Stored items
-----

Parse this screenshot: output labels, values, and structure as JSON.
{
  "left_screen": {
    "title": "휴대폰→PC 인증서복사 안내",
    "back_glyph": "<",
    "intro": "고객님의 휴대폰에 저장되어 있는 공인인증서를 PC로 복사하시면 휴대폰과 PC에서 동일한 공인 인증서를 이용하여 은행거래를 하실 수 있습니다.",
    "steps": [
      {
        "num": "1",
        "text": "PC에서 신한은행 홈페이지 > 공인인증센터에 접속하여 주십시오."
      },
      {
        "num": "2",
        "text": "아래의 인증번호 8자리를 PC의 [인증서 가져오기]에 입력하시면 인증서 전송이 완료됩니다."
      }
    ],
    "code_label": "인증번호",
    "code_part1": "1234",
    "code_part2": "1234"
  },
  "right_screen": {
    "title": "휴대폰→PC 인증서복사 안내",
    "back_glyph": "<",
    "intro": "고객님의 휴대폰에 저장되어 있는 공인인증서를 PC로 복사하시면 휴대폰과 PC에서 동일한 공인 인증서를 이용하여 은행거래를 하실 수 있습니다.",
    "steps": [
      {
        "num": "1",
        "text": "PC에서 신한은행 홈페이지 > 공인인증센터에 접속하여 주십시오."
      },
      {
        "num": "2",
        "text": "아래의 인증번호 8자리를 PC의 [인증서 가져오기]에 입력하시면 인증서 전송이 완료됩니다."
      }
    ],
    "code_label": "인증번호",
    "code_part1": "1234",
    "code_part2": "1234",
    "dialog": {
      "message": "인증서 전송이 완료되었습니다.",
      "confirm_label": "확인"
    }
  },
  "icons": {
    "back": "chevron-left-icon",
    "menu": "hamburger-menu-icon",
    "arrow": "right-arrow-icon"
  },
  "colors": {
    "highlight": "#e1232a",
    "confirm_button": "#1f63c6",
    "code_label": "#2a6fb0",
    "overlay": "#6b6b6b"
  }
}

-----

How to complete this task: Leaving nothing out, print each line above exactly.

Problem solution:
Parse this screenshot: output labels, values, and structure as JSON.
{
  "left_screen": {
    "title": "휴대폰→PC 인증서복사 안내",
    "back_glyph": "<",
    "intro": "고객님의 휴대폰에 저장되어 있는 공인인증서를 PC로 복사하시면 휴대폰과 PC에서 동일한 공인 인증서를 이용하여 은행거래를 하실 수 있습니다.",
    "steps": [
      {
        "num": "1",
        "text": "PC에서 신한은행 홈페이지 > 공인인증센터에 접속하여 주십시오."
      },
      {
        "num": "2",
        "text": "아래의 인증번호 8자리를 PC의 [인증서 가져오기]에 입력하시면 인증서 전송이 완료됩니다."
      }
    ],
    "code_label": "인증번호",
    "code_part1": "1234",
    "code_part2": "1234"
  },
  "right_screen": {
    "title": "휴대폰→PC 인증서복사 안내",
    "back_glyph": "<",
    "intro": "고객님의 휴대폰에 저장되어 있는 공인인증서를 PC로 복사하시면 휴대폰과 PC에서 동일한 공인 인증서를 이용하여 은행거래를 하실 수 있습니다.",
    "steps": [
      {
        "num": "1",
        "text": "PC에서 신한은행 홈페이지 > 공인인증센터에 접속하여 주십시오."
      },
      {
        "num": "2",
        "text": "아래의 인증번호 8자리를 PC의 [인증서 가져오기]에 입력하시면 인증서 전송이 완료됩니다."
      }
    ],
    "code_label": "인증번호",
    "code_part1": "1234",
    "code_part2": "1234",
    "dialog": {
      "message": "인증서 전송이 완료되었습니다.",
      "confirm_label": "확인"
    }
  },
  "icons": {
    "back": "chevron-left-icon",
    "menu": "hamburger-menu-icon",
    "arrow": "right-arrow-icon"
  },
  "colors": {
    "highlight": "#e1232a",
    "confirm_button": "#1f63c6",
    "code_label": "#2a6fb0",
    "overlay": "#6b6b6b"
  }
}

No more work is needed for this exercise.